What do we need to do?

The offer needs to be rejected. It is not acceptable. 1 per cent does not come anywhere near close to what we need. Unfortunately the national leaderships of the three unions are not recommending rejection and for the building of a serious campaign. They are not saying it is a good offer but ‘the best that is achievable by negotiation’ and that if we reject ‘ only sustained, all-out strike action could bring the employers back to the negotiating table.’ This is a complete and utter abdication of leadership. They are saying if we, the members, vote to reject then the apocalypse will come crashing down around us! Why aren’t our union leaders calling for a rejection, and then trying to link up with other trade unions who are in dispute with the government and looking to take action, such as PCS the civil service union?

If given a lead by our national unions then the members will respond. But in the meantime, all members should vote to reject the offer. And yes it may mean industrial action. But if the years since the Coalition came to power have taught us anything, it is that rational discussion and putting logical arguments to the employers alone will not get us anywhere. We need to start to use our collective power, to fight for decent pay, jobs and our public services. Council unions should build links with the PCS, NUT and any other unions willing to fight to take action.

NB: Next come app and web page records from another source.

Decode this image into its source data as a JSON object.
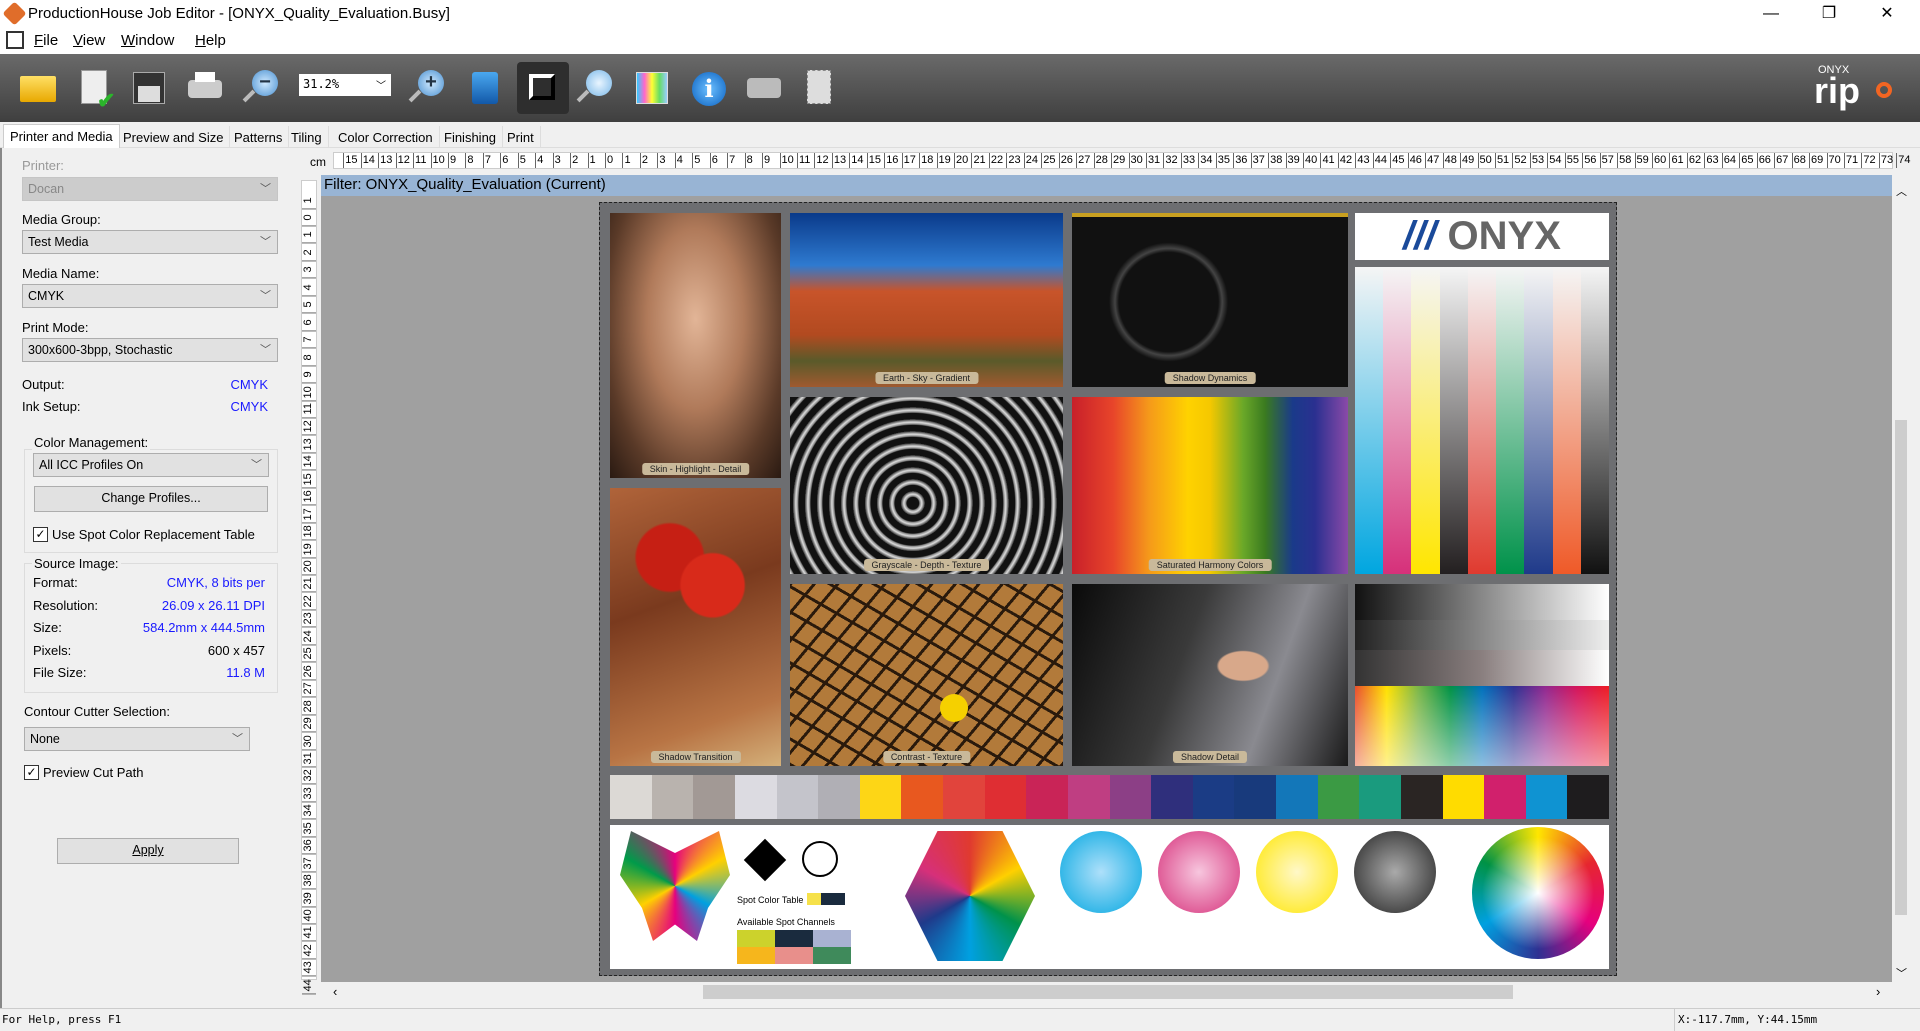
{
  "window": {
    "title": "ProductionHouse Job Editor - [ONYX_Quality_Evaluation.Busy]",
    "minimize": "—",
    "restore": "❐",
    "close": "✕",
    "mdi_min": "_",
    "mdi_restore": "❐",
    "mdi_close": "✕"
  },
  "menu": [
    "File",
    "View",
    "Window",
    "Help"
  ],
  "toolbar": {
    "zoom_value": "31.2%",
    "icons": [
      "open-folder-icon",
      "job-properties-icon",
      "save-icon",
      "print-icon",
      "zoom-out-icon",
      "zoom-in-icon",
      "preview-icon",
      "crop-icon",
      "zoom-icon",
      "color-bars-icon",
      "info-icon",
      "printer-settings-icon",
      "tile-settings-icon"
    ],
    "brand": {
      "top": "ONYX",
      "main": "rip"
    }
  },
  "tabs": [
    "Printer and Media",
    "Preview and Size",
    "Patterns",
    "Tiling",
    "Color Correction",
    "Finishing",
    "Print"
  ],
  "active_tab": 0,
  "panel": {
    "printer_label": "Printer:",
    "printer_value": "Docan",
    "media_group_label": "Media Group:",
    "media_group_value": "Test Media",
    "media_name_label": "Media Name:",
    "media_name_value": "CMYK",
    "print_mode_label": "Print Mode:",
    "print_mode_value": "300x600-3bpp, Stochastic",
    "output_label": "Output:",
    "output_value": "CMYK",
    "ink_label": "Ink Setup:",
    "ink_value": "CMYK",
    "color_mgmt_label": "Color Management:",
    "color_mgmt_value": "All ICC Profiles On",
    "change_profiles": "Change Profiles...",
    "spot_table_label": "Use Spot Color Replacement Table",
    "spot_table_checked": true,
    "source_label": "Source Image:",
    "source": [
      {
        "label": "Format:",
        "value": "CMYK, 8 bits per",
        "link": true
      },
      {
        "label": "Resolution:",
        "value": "26.09 x 26.11 DPI",
        "link": true
      },
      {
        "label": "Size:",
        "value": "584.2mm x 444.5mm",
        "link": true
      },
      {
        "label": "Pixels:",
        "value": "600 x 457",
        "link": false
      },
      {
        "label": "File Size:",
        "value": "11.8 M",
        "link": true
      }
    ],
    "contour_label": "Contour Cutter Selection:",
    "contour_value": "None",
    "preview_cut_label": "Preview Cut Path",
    "preview_cut_checked": true,
    "apply": "Apply"
  },
  "ruler": {
    "unit": "cm",
    "h_min": -15,
    "h_max": 74,
    "v_min": -1,
    "v_max": 44
  },
  "filter_bar": "Filter: ONYX_Quality_Evaluation (Current)",
  "print": {
    "logo": "ONYX",
    "captions": {
      "face": "Skin - Highlight - Detail",
      "desert": "Earth - Sky - Gradient",
      "car": "Shadow Dynamics",
      "stairs": "Grayscale - Depth - Texture",
      "fruit": "Saturated Harmony Colors",
      "tomato": "Shadow Transition",
      "cracks": "Contrast - Texture",
      "woman": "Shadow Detail"
    },
    "spot_color_table": "Spot Color Table",
    "available_spot_channels": "Available Spot Channels",
    "color_columns": [
      "#00a6e0",
      "#d6307a",
      "#ffe600",
      "#231f20",
      "#e03a2f",
      "#00924a",
      "#1f3a8a",
      "#ef5a28",
      "#111111"
    ],
    "strip_colors": [
      "#dcd9d5",
      "#b9b3ae",
      "#a29995",
      "#dcdbe1",
      "#c4c4cb",
      "#b0afb5",
      "#fdd616",
      "#e8581f",
      "#e1443c",
      "#df2e33",
      "#c92457",
      "#bf3e82",
      "#8c3f86",
      "#2f2f7c",
      "#1b3c85",
      "#183a7c",
      "#1377b9",
      "#3b9a44",
      "#1a9b7e",
      "#2a2523",
      "#ffdc00",
      "#d1206c",
      "#0f93d2",
      "#1e1c1e"
    ],
    "spot_channels": [
      "#ccd22c",
      "#1a2b3e",
      "#a9b2d2",
      "#f6b61c",
      "#e88f8b",
      "#3f8a5b"
    ]
  },
  "status": {
    "help": "For Help, press F1",
    "coords": "X:-117.7mm, Y:44.15mm"
  }
}
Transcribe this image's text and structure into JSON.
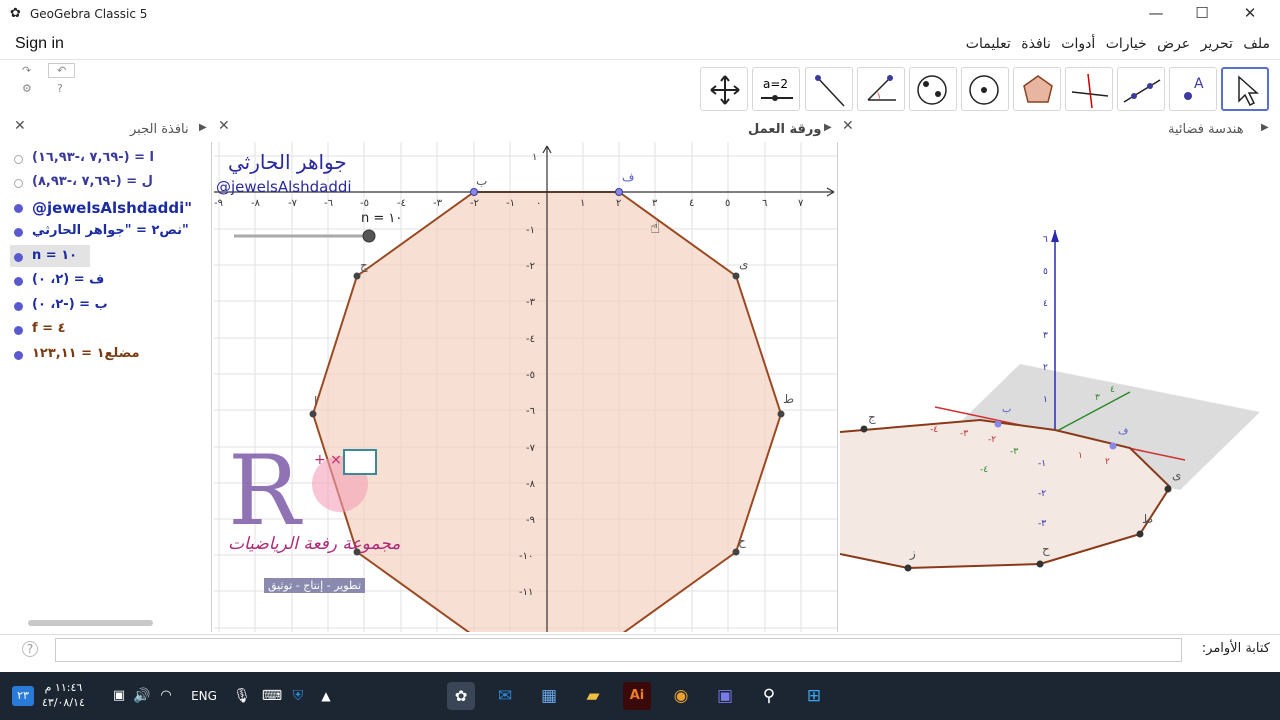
{
  "window": {
    "title": "GeoGebra Classic 5",
    "minimize": "—",
    "maximize": "☐",
    "close": "✕"
  },
  "menubar": {
    "sign_in": "Sign in",
    "menus": [
      "ملف",
      "تحرير",
      "عرض",
      "خيارات",
      "أدوات",
      "نافذة",
      "تعليمات"
    ]
  },
  "toolbar": {
    "tools": [
      "move",
      "point",
      "line",
      "perpendicular",
      "polygon",
      "circle",
      "conic",
      "angle",
      "reflect",
      "slider",
      "move-view"
    ],
    "slider_label": "a=2"
  },
  "algebra": {
    "title": "نافذة الجبر",
    "items": [
      {
        "text": "ا = (-٧,٦٩ ،-١٦,٩٣)",
        "color": "#3a3a9a",
        "visible": false
      },
      {
        "text": "ل = (-٧,٦٩ ،-٨,٩٣)",
        "color": "#3a3a9a",
        "visible": false
      },
      {
        "text": "@jewelsAlshdaddi\"",
        "color": "#1b2ba0",
        "visible": true
      },
      {
        "text": "نص٢ = \"جواهر الحارثي\"",
        "color": "#1b2ba0",
        "visible": true
      },
      {
        "text": "n = ١٠",
        "color": "#1b2ba0",
        "visible": true
      },
      {
        "text": "ف = (٢، ٠)",
        "color": "#1b2ba0",
        "visible": true
      },
      {
        "text": "ب = (-٢، ٠)",
        "color": "#1b2ba0",
        "visible": true
      },
      {
        "text": "f = ٤",
        "color": "#7a3a10",
        "visible": true
      },
      {
        "text": "مضلع١ = ١٢٣,١١",
        "color": "#7a3a10",
        "visible": true
      }
    ]
  },
  "graphics": {
    "title": "ورقة العمل",
    "name_ar": "جواهر الحارثي",
    "handle": "@jewelsAlshdaddi",
    "slider_text": "n = ١٠",
    "watermark_title": "مجموعة رفعة الرياضيات",
    "watermark_tag": "تطوير - إنتاج - توثيق",
    "point_labels": [
      "ب",
      "ف",
      "ى",
      "ط",
      "ح",
      "ج",
      "ا"
    ]
  },
  "graphics3d": {
    "title": "هندسة فضائية",
    "labels": [
      "ج",
      "ى",
      "ط",
      "ح",
      "ز",
      "ف",
      "ب"
    ]
  },
  "inputbar": {
    "label": "كتابة الأوامر:"
  },
  "taskbar": {
    "time": "١١:٤٦ م",
    "date": "٤٣/٠٨/١٤",
    "lang": "ENG",
    "badge": "٢٣"
  }
}
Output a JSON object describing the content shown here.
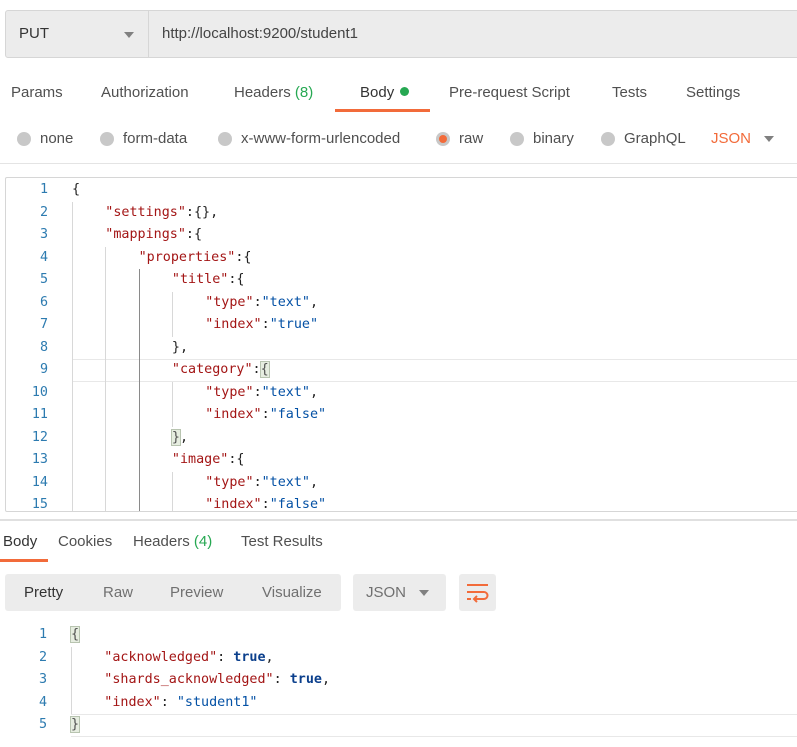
{
  "request": {
    "method": "PUT",
    "url": "http://localhost:9200/student1"
  },
  "request_tabs": [
    {
      "label": "Params"
    },
    {
      "label": "Authorization"
    },
    {
      "label": "Headers",
      "count": "(8)"
    },
    {
      "label": "Body",
      "active": true,
      "indicator": "green-dot"
    },
    {
      "label": "Pre-request Script"
    },
    {
      "label": "Tests"
    },
    {
      "label": "Settings"
    }
  ],
  "body_types": [
    {
      "label": "none",
      "selected": false
    },
    {
      "label": "form-data",
      "selected": false
    },
    {
      "label": "x-www-form-urlencoded",
      "selected": false
    },
    {
      "label": "raw",
      "selected": true
    },
    {
      "label": "binary",
      "selected": false
    },
    {
      "label": "GraphQL",
      "selected": false
    }
  ],
  "raw_format": "JSON",
  "colors": {
    "accent": "#f26b3a",
    "green": "#26a852",
    "key": "#a31515",
    "string": "#0451a5"
  },
  "request_body": [
    {
      "n": "1",
      "indent": 0,
      "tokens": [
        [
          "punc",
          "{"
        ]
      ]
    },
    {
      "n": "2",
      "indent": 1,
      "tokens": [
        [
          "key",
          "\"settings\""
        ],
        [
          "punc",
          ":{},"
        ]
      ]
    },
    {
      "n": "3",
      "indent": 1,
      "tokens": [
        [
          "key",
          "\"mappings\""
        ],
        [
          "punc",
          ":{"
        ]
      ]
    },
    {
      "n": "4",
      "indent": 2,
      "tokens": [
        [
          "key",
          "\"properties\""
        ],
        [
          "punc",
          ":{"
        ]
      ]
    },
    {
      "n": "5",
      "indent": 3,
      "tokens": [
        [
          "key",
          "\"title\""
        ],
        [
          "punc",
          ":{"
        ]
      ]
    },
    {
      "n": "6",
      "indent": 4,
      "tokens": [
        [
          "key",
          "\"type\""
        ],
        [
          "punc",
          ":"
        ],
        [
          "str",
          "\"text\""
        ],
        [
          "punc",
          ","
        ]
      ]
    },
    {
      "n": "7",
      "indent": 4,
      "tokens": [
        [
          "key",
          "\"index\""
        ],
        [
          "punc",
          ":"
        ],
        [
          "str",
          "\"true\""
        ]
      ]
    },
    {
      "n": "8",
      "indent": 3,
      "tokens": [
        [
          "punc",
          "},"
        ]
      ]
    },
    {
      "n": "9",
      "indent": 3,
      "active": true,
      "tokens": [
        [
          "key",
          "\"category\""
        ],
        [
          "punc",
          ":"
        ],
        [
          "brk",
          "{"
        ]
      ]
    },
    {
      "n": "10",
      "indent": 4,
      "tokens": [
        [
          "key",
          "\"type\""
        ],
        [
          "punc",
          ":"
        ],
        [
          "str",
          "\"text\""
        ],
        [
          "punc",
          ","
        ]
      ]
    },
    {
      "n": "11",
      "indent": 4,
      "tokens": [
        [
          "key",
          "\"index\""
        ],
        [
          "punc",
          ":"
        ],
        [
          "str",
          "\"false\""
        ]
      ]
    },
    {
      "n": "12",
      "indent": 3,
      "tokens": [
        [
          "brk",
          "}"
        ],
        [
          "punc",
          ","
        ]
      ]
    },
    {
      "n": "13",
      "indent": 3,
      "tokens": [
        [
          "key",
          "\"image\""
        ],
        [
          "punc",
          ":{"
        ]
      ]
    },
    {
      "n": "14",
      "indent": 4,
      "tokens": [
        [
          "key",
          "\"type\""
        ],
        [
          "punc",
          ":"
        ],
        [
          "str",
          "\"text\""
        ],
        [
          "punc",
          ","
        ]
      ]
    },
    {
      "n": "15",
      "indent": 4,
      "tokens": [
        [
          "key",
          "\"index\""
        ],
        [
          "punc",
          ":"
        ],
        [
          "str",
          "\"false\""
        ]
      ]
    }
  ],
  "response_tabs": [
    {
      "label": "Body",
      "active": true
    },
    {
      "label": "Cookies"
    },
    {
      "label": "Headers",
      "count": "(4)"
    },
    {
      "label": "Test Results"
    }
  ],
  "view_modes": [
    {
      "label": "Pretty",
      "active": true
    },
    {
      "label": "Raw"
    },
    {
      "label": "Preview"
    },
    {
      "label": "Visualize"
    }
  ],
  "response_format": "JSON",
  "response_body": [
    {
      "n": "1",
      "indent": 0,
      "tokens": [
        [
          "brk",
          "{"
        ]
      ]
    },
    {
      "n": "2",
      "indent": 1,
      "tokens": [
        [
          "key",
          "\"acknowledged\""
        ],
        [
          "punc",
          ": "
        ],
        [
          "bool",
          "true"
        ],
        [
          "punc",
          ","
        ]
      ]
    },
    {
      "n": "3",
      "indent": 1,
      "tokens": [
        [
          "key",
          "\"shards_acknowledged\""
        ],
        [
          "punc",
          ": "
        ],
        [
          "bool",
          "true"
        ],
        [
          "punc",
          ","
        ]
      ]
    },
    {
      "n": "4",
      "indent": 1,
      "tokens": [
        [
          "key",
          "\"index\""
        ],
        [
          "punc",
          ": "
        ],
        [
          "str",
          "\"student1\""
        ]
      ]
    },
    {
      "n": "5",
      "indent": 0,
      "active": true,
      "tokens": [
        [
          "brk",
          "}"
        ]
      ]
    }
  ]
}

Vote to reject the offer

Fight for decent pay, jobs and services